There are some kids who struggle in a class or two, but are able to get the extra help they need to stay in a mainstream Jewish Day School. For me, multiple subjects were challenging, and it was clear to my parents that I needed something more. I toured several schools and remember how nothing compared to SINAI. In one school I noticed that nobody wore a kippah, and at another the “special ed” class was in the basement of the building. Seeing SINAI at Joseph Kushner Hebrew Academy (JKHA) for the first time was an unforgettable experience. I can picture the light filled lobby, the atrium garden, and most importantly, the lively SINAI classrooms, which dotted the halls of JKHA and were not singled out as “Special Ed.” My parents were impressed with the SINAI philosophy that provides an individualized program based on the needs of each child.
I started at SINAI in the first grade, and struggled with learning to read. I have a clear memory of doing homework at the kitchen table, trying to sound out the word “JET” – my mother and older sister remember this as well. It was rough. Ms. Judi Karp, SINAI’s Associate Dean, did not waver and SINAI stayed true to its mission of “an individualized approach to teaching.” Ms. Karp decided that a multisensory, progressive approach, called the Wilson method, was the way to go for me. Fast forward several years: my mom, sister, and I look back on those days when I struggled and see the beauty – and the humor – in the group effort of trying to get me to read the word “JET”! By fourth grade, I had made significant progress and was mainstreamed into several Kushner classes. I felt like a full member of both the SINAI and Kushner student bodies.
SINAI was always in-tune with what I needed. My computer skills were advanced, although I had poor handwriting. Ms. Karp came up with the idea of getting me a portable word processor, called AlphaSmart – basically a digital notepad. This was in 2005, years before computers were common in classrooms. It enabled me to easily take notes and keep up in class while maintaining my independence.
I appreciated Jewish studies and loved the strong Zionistic atmosphere at school. Being immersed in an Orthodox education and what that gave me, like davening in a minyan, and learning our traditions and history, left an indelible imprint. I grew up expecting that I would go on to a gap year in Israel. After I graduated from SINAI’s Maor High School at RKYHS (Rae Kushner Yeshiva High School), I spent a great year in yeshiva, studying Tanach while living in a caravan in Judea and Samaria.
The partnership between SINAI and Kushner led to me finding my career path. I am an ‘early adopter’ of technology. In ninth grade I joined the RKYHS video club and developed a close relationship with Gary Berger, Kushner’s Head of Guidance and faculty director of the video club. I quickly picked up many aspects of film production, and Mr. Berger supported my interest in film. It made no difference that I was a SINAI student – in fact, during the middle of my junior year, I became the leader of the club. Being in the video club, leading it, and being asked to come back after I graduated to supervise and teach students in the club were defining experiences that profoundly influenced my future. I graduated from The School of Visual Arts for college, and have since worked for the acclaimed directors Eliza Hittman and Nathan Silver, along with a hot production company, Three Strikes Incorporated. Watch for their names in the Oscar nominations. In addition, I was an assistant editor for the film “Beach Rats,” which was shown at the Sundance Film Festival and has my name listed in the closing credits. It’s pretty cool to see “Zev Rand” on the big screen.

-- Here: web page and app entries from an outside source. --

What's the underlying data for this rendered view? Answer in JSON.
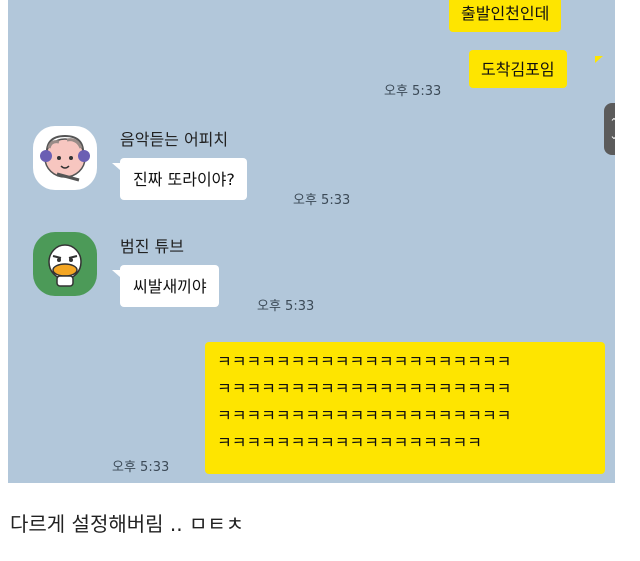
{
  "messages": {
    "m1": {
      "text": "출발인천인데"
    },
    "m2": {
      "text": "도착김포임",
      "time": "오후 5:33"
    },
    "m3": {
      "sender": "음악듣는 어피치",
      "text": "진짜 또라이야?",
      "time": "오후 5:33"
    },
    "m4": {
      "sender": "범진 튜브",
      "text": "씨발새끼야",
      "time": "오후 5:33"
    },
    "m5": {
      "lines": [
        "ㅋㅋㅋㅋㅋㅋㅋㅋㅋㅋㅋㅋㅋㅋㅋㅋㅋㅋㅋㅋ",
        "ㅋㅋㅋㅋㅋㅋㅋㅋㅋㅋㅋㅋㅋㅋㅋㅋㅋㅋㅋㅋ",
        "ㅋㅋㅋㅋㅋㅋㅋㅋㅋㅋㅋㅋㅋㅋㅋㅋㅋㅋㅋㅋ",
        "ㅋㅋㅋㅋㅋㅋㅋㅋㅋㅋㅋㅋㅋㅋㅋㅋㅋㅋ"
      ],
      "time": "오후 5:33"
    }
  },
  "caption": "다르게 설정해버림 .. ㅁㅌㅊ",
  "icons": {
    "avatar1": "apeach-headphones-avatar-icon",
    "avatar2": "tube-duck-avatar-icon",
    "scroll": "scroll-up-down-icon"
  },
  "colors": {
    "chat_background": "#b2c7da",
    "my_bubble": "#fee500",
    "other_bubble": "#ffffff"
  }
}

Based on my experience, I can tell you that stigma is a sensitive issue. I didn’t want to be thought of as the kid with learning disabilities. Ten years after graduating high school, I look back and realize how remarkable the SINAI and Kushner administrators were in integrating both schools to create a judgment-free environment based on acceptance and inclusion. Still, stigma is a work in progress for me. I continue to work on seeing things clearly – without judgment about others, or of myself – and to embrace that I am a fully realized member of the Jewish community. Every step in the direction of acceptance brings us all closer to the clarity of true human value.
SINAI gave me what I needed to highlight my strengths, form enriching relationships with teachers, and build lasting friendships with a wide range of my peers. When I think about the concept of SINAI – a special education yeshiva that provides a progressive, individualized education, a value system, and a community for kids who might otherwise be marginalized – I am blown away by how fortunate I am. I am impressed by my parents, and grateful to them for their unwavering support. They are role models of dedication who I hope to emulate. I will forever be thankful to my ‘dream team’ – my parents, SINAI, Kushner, Ms. Karp, Gary Berger – and the path they helped me reach. I feel blessed to have had wise mentors who encouraged me, and unique learning opportunities shaped to meet my needs, all of which helped me become who I am today.
By Zev Rand